Typically, during the spring of high school junior years, students take SAT’s/ACT’s, then start comparing their scores to their peers trying to size up the competition, as well as admissions stats at colleges to predict their chances for admissions. Then, during Spring Break, students often travel around the US to investigate college campuses. Also, the lively chatter amongst student networks both at school and virtually on social media, as well as amongst cohorts of parents, usually creates frenzied college admissions activity.
In addition to the public health emergency delaying their college admissions process, the admissions requirements have also changed to reflect that disruption, adding complexity to their planning. Given the proliferation of test-optional policies, where applicants are no longer required to submit SAT or ACT scores, applicants now are questioning how to best demonstrate their ability. Also, Class of 2021 college applicants are now missing the metric of scores to predict how they may align with students already attending a particular college, complicating the process of selecting colleges.
Furthermore, since many juniors had little or inconsistent contact with teachers through the spring 2020 semester, some admissions officers have broadened the definition of who can provide required letters of recommendation, which have traditionally have been restricted to academic teachers. Also, it can be readily assumed that admissions officers will likely be more subjective in their application evaluations, as we discussed in Fall 2021 Admissions Polices Turned Upside Down, thus applicants will need to more judiciously select their recommenders to provide the most accurate portrayal of their experiences, a testament to their potential.
Many students will need additional advising, in a time when due to on-going shutdowns of public and private schools, is in short supply, in order to amend their college admissions strategy to account for the varied policy changes at universities around the US. Seeking to compare to parents’, siblings or older friends will be ill-fitting to the magnitude of the disruption to the admissions process for Fall 2021. Thus, families should plan to be more robust in seeking alternative sources of advising in order to remain competitive for what is shaping to be an unprecedented admissions season.

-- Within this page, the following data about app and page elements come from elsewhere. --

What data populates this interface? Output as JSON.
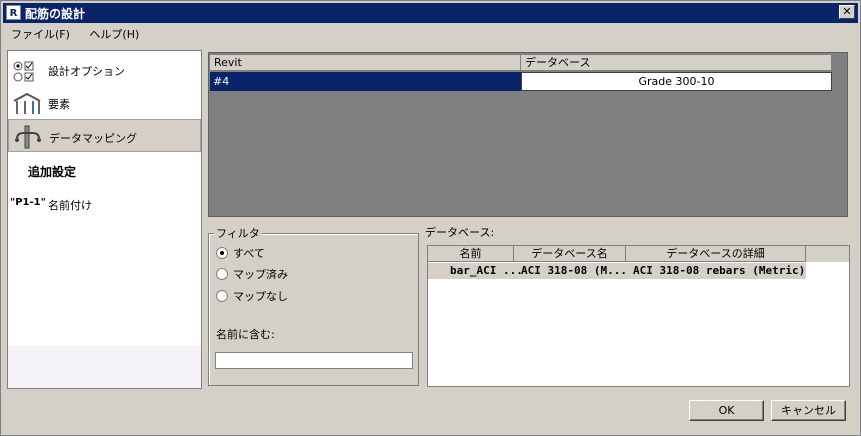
{
  "window": {
    "title": "配筋の設計",
    "app_icon": "R"
  },
  "menu": [
    {
      "label": "ファイル(F)"
    },
    {
      "label": "ヘルプ(H)"
    }
  ],
  "nav": {
    "items": [
      {
        "label": "設計オプション",
        "icon": "radio-checkbox-options-icon"
      },
      {
        "label": "要素",
        "icon": "structure-elements-icon"
      },
      {
        "label": "データマッピング",
        "icon": "rebar-mapping-icon"
      },
      {
        "label": "追加設定"
      },
      {
        "label": "名前付け",
        "icon_text": "\"P1-1\""
      }
    ]
  },
  "mapping": {
    "headers": [
      "Revit",
      "データベース"
    ],
    "rows": [
      {
        "revit": "#4",
        "database": "Grade 300-10"
      }
    ]
  },
  "filter": {
    "legend": "フィルタ",
    "options": [
      {
        "label": "すべて",
        "checked": true
      },
      {
        "label": "マップ済み",
        "checked": false
      },
      {
        "label": "マップなし",
        "checked": false
      }
    ],
    "contains_label": "名前に含む:",
    "contains_value": ""
  },
  "database": {
    "label": "データベース:",
    "headers": [
      "名前",
      "データベース名",
      "データベースの詳細"
    ],
    "rows": [
      {
        "name": "bar_ACI ...",
        "db_name": "ACI 318-08 (M...",
        "detail": "ACI 318-08 rebars (Metric)"
      }
    ]
  },
  "buttons": {
    "ok": "OK",
    "cancel": "キャンセル"
  },
  "colors": {
    "selection": "#0a246a",
    "panel": "#808080",
    "face": "#d4d0c8"
  }
}
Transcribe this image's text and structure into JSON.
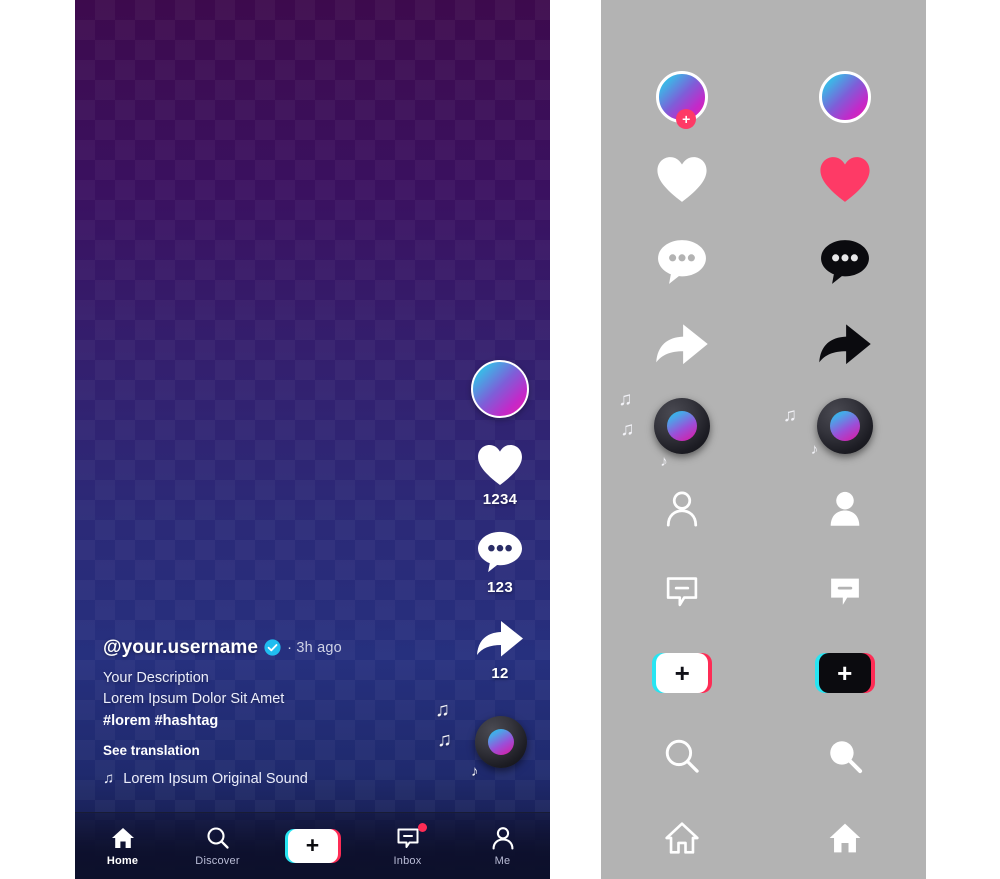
{
  "phone": {
    "post": {
      "username": "@your.username",
      "verified_icon": "verified-badge-icon",
      "time_ago": "· 3h ago",
      "description_line1": "Your Description",
      "description_line2": "Lorem Ipsum Dolor Sit Amet",
      "hashtags": "#lorem #hashtag",
      "see_translation": "See translation",
      "sound_note_icon": "music-note-icon",
      "sound_name": "Lorem Ipsum Original Sound"
    },
    "rail": {
      "avatar_name": "profile-avatar",
      "like_icon": "heart-icon",
      "like_count": "1234",
      "comment_icon": "comment-bubble-icon",
      "comment_count": "123",
      "share_icon": "share-arrow-icon",
      "share_count": "12",
      "disc_name": "music-disc-icon",
      "notes": [
        "♫",
        "♫",
        "♪"
      ]
    },
    "nav": {
      "items": [
        {
          "label": "Home",
          "icon": "home-icon",
          "active": true
        },
        {
          "label": "Discover",
          "icon": "search-icon",
          "active": false
        },
        {
          "label": "",
          "icon": "plus-create-icon",
          "active": false
        },
        {
          "label": "Inbox",
          "icon": "inbox-bubble-icon",
          "active": false,
          "badge": true
        },
        {
          "label": "Me",
          "icon": "person-icon",
          "active": false
        }
      ],
      "create_plus_sign": "+"
    },
    "colors": {
      "gradient_top": "#3d0a4d",
      "gradient_mid": "#2b2a78",
      "gradient_bottom": "#11153a",
      "accent_pink": "#fe2c55",
      "accent_cyan": "#28e5f2",
      "verified_blue": "#20bdf0"
    }
  },
  "icon_sheet": {
    "background": "#b3b3b3",
    "rows": [
      {
        "name": "avatar-with-plus",
        "left": "avatar-outline-with-add-badge",
        "right": "avatar-plain",
        "badge_sign": "+"
      },
      {
        "name": "heart",
        "left": "heart-white-icon",
        "right": "heart-pink-icon",
        "right_color": "#fe3a66"
      },
      {
        "name": "comment",
        "left": "comment-bubble-white-icon",
        "right": "comment-bubble-black-icon"
      },
      {
        "name": "share",
        "left": "share-arrow-white-icon",
        "right": "share-arrow-black-icon"
      },
      {
        "name": "music-disc",
        "left": "music-disc-icon",
        "right": "music-disc-icon"
      },
      {
        "name": "person",
        "left": "person-outline-icon",
        "right": "person-filled-icon"
      },
      {
        "name": "inbox",
        "left": "inbox-bubble-outline-icon",
        "right": "inbox-bubble-filled-icon"
      },
      {
        "name": "create",
        "left": "plus-create-light-icon",
        "right": "plus-create-dark-icon",
        "sign": "+"
      },
      {
        "name": "search",
        "left": "search-outline-icon",
        "right": "search-filled-icon"
      },
      {
        "name": "home",
        "left": "home-outline-icon",
        "right": "home-filled-icon"
      }
    ]
  }
}
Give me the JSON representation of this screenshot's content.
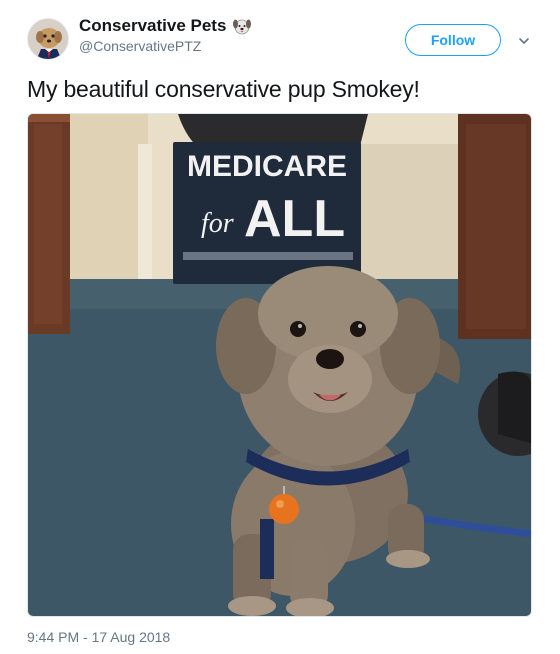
{
  "account": {
    "display_name": "Conservative Pets",
    "handle": "@ConservativePTZ",
    "badge_icon": "dog-face-emoji-icon"
  },
  "follow_button": {
    "label": "Follow"
  },
  "menu_caret": {
    "icon": "chevron-down-icon"
  },
  "tweet": {
    "text": "My beautiful conservative pup Smokey!",
    "timestamp": "9:44 PM - 17 Aug 2018"
  },
  "photo": {
    "sign_lines": [
      "MEDICARE",
      "for",
      "ALL"
    ],
    "colors": {
      "carpet": "#3e5766",
      "wall": "#e9dfc9",
      "wood": "#6b3a26",
      "sign": "#1f2a3a",
      "dog": "#8a7a6a",
      "tag": "#e8731f"
    }
  },
  "colors": {
    "accent": "#1da1f2",
    "muted": "#657786",
    "text": "#14171a"
  }
}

A University of California San Diego and Harvard graduate, as well as a former high school teacher, Jill works tirelessly so clients succeed. For more information about how Jill and the Creative Marbles team helps families, click here